> [Records]:
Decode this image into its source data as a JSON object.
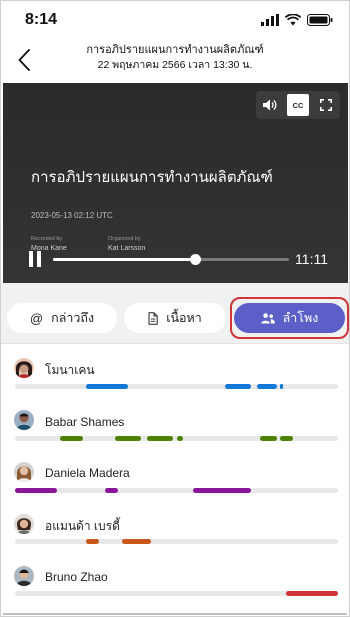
{
  "status": {
    "time": "8:14"
  },
  "header": {
    "title": "การอภิปรายแผนการทำงานผลิตภัณฑ์",
    "subtitle": "22 พฤษภาคม 2566 เวลา 13:30 น."
  },
  "video": {
    "title": "การอภิปรายแผนการทำงานผลิตภัณฑ์",
    "date": "2023-05-13 02:12 UTC",
    "recorded_by_label": "Recorded by",
    "recorded_by": "Mona Kane",
    "organized_by_label": "Organized by",
    "organized_by": "Kat Larsson",
    "time": "11:11",
    "progress": 0.6,
    "cc_label": "CC"
  },
  "tabs": [
    {
      "label": "กล่าวถึง",
      "icon": "at-icon",
      "active": false
    },
    {
      "label": "เนื้อหา",
      "icon": "document-icon",
      "active": false
    },
    {
      "label": "ลำโพง",
      "icon": "people-icon",
      "active": true
    }
  ],
  "colors": {
    "accent": "#5b5fc7",
    "highlight": "#d13438",
    "blue": "#0f78d4",
    "green": "#498205",
    "purple": "#881798",
    "orange": "#c8581a",
    "red": "#d13438"
  },
  "speakers": [
    {
      "name": "โมนาเคน",
      "color": "#0f78d4",
      "segments": [
        [
          0.22,
          0.35
        ],
        [
          0.65,
          0.73
        ],
        [
          0.75,
          0.81
        ],
        [
          0.82,
          0.83
        ]
      ]
    },
    {
      "name": "Babar Shames",
      "color": "#498205",
      "segments": [
        [
          0.14,
          0.21
        ],
        [
          0.31,
          0.39
        ],
        [
          0.41,
          0.49
        ],
        [
          0.5,
          0.52
        ],
        [
          0.76,
          0.81
        ],
        [
          0.82,
          0.86
        ]
      ]
    },
    {
      "name": "Daniela Madera",
      "color": "#881798",
      "segments": [
        [
          0.0,
          0.13
        ],
        [
          0.28,
          0.32
        ],
        [
          0.55,
          0.73
        ]
      ]
    },
    {
      "name": "อแมนด้า เบรดี้",
      "color": "#c8581a",
      "segments": [
        [
          0.22,
          0.26
        ],
        [
          0.33,
          0.42
        ]
      ]
    },
    {
      "name": "Bruno Zhao",
      "color": "#d13438",
      "segments": [
        [
          0.84,
          1.0
        ]
      ]
    }
  ]
}
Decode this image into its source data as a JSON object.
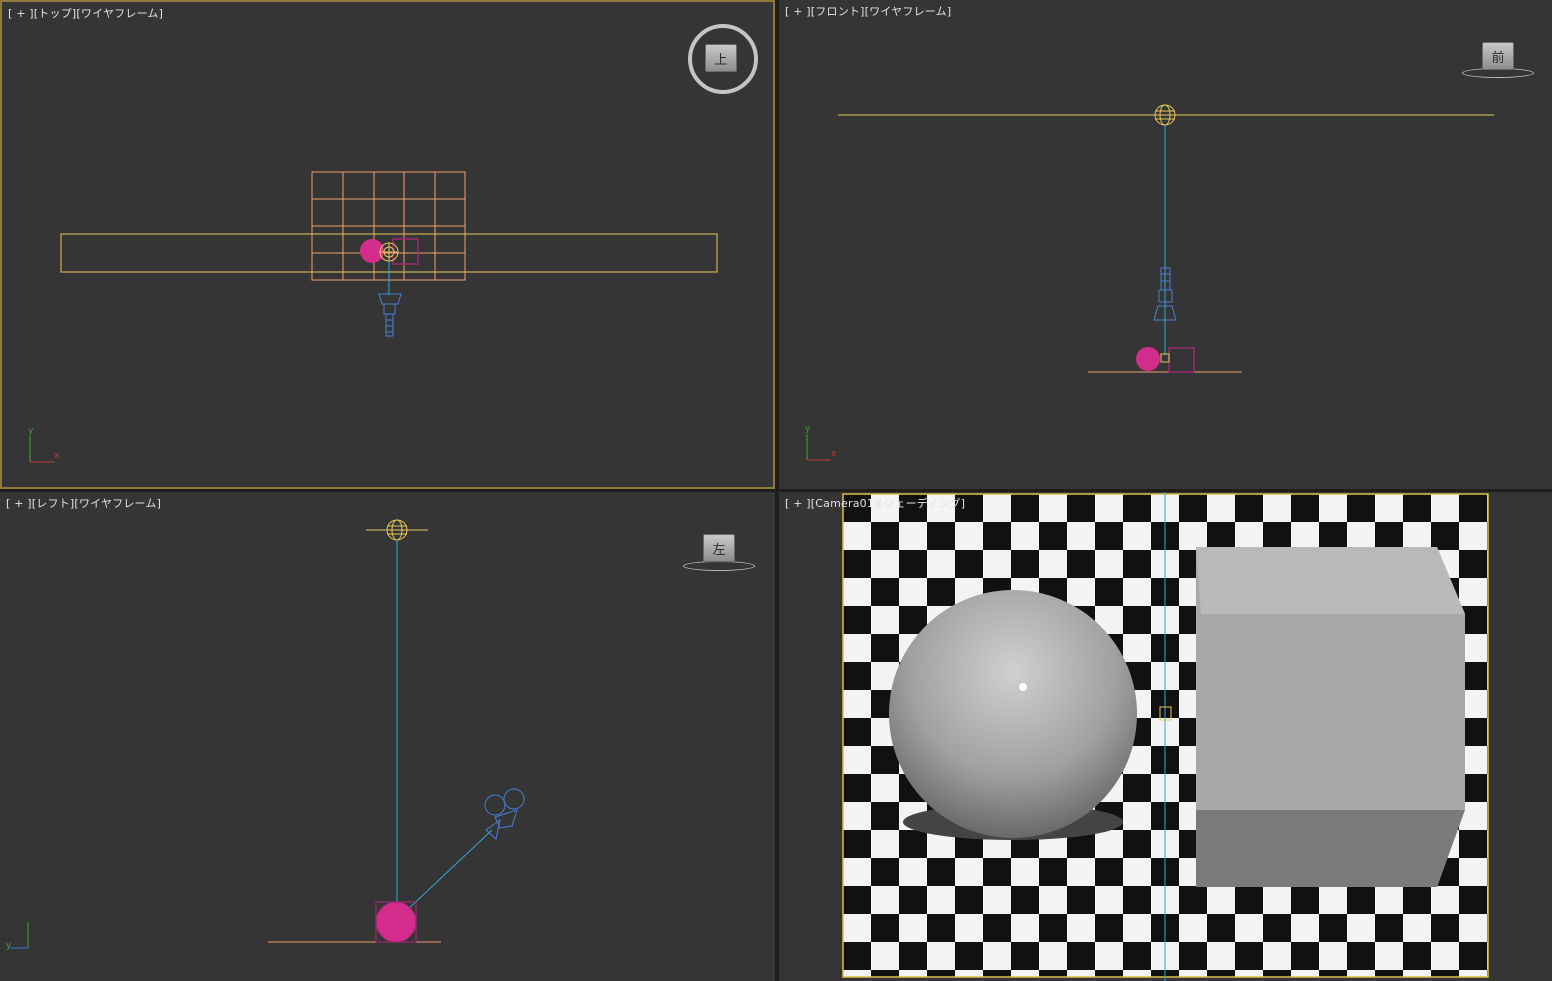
{
  "viewports": {
    "top": {
      "label_open": "[ + ][",
      "label_view": "トップ",
      "label_mid": "][",
      "label_mode": "ワイヤフレーム",
      "label_close": "]",
      "navcube": "上"
    },
    "front": {
      "label_open": "[ + ][",
      "label_view": "フロント",
      "label_mid": "][",
      "label_mode": "ワイヤフレーム",
      "label_close": "]",
      "navcube": "前"
    },
    "left": {
      "label_open": "[ + ][",
      "label_view": "レフト",
      "label_mid": "][",
      "label_mode": "ワイヤフレーム",
      "label_close": "]",
      "navcube": "左"
    },
    "camera": {
      "label_open": "[ + ][",
      "label_view": "Camera01",
      "label_mid": "][",
      "label_mode": "シェーディング",
      "label_close": "]"
    }
  },
  "axes": {
    "x": "x",
    "y": "y"
  },
  "colors": {
    "viewport_bg": "#353535",
    "active_border": "#8f7a3b",
    "light": "#e8c85a",
    "camera": "#4a7fd6",
    "target_line": "#2fa8d8",
    "sphere": "#d32c8c",
    "box": "#9c2a70",
    "ground": "#f0a070"
  }
}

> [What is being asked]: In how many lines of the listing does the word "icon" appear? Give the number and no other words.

> [Response to the exercise]: 3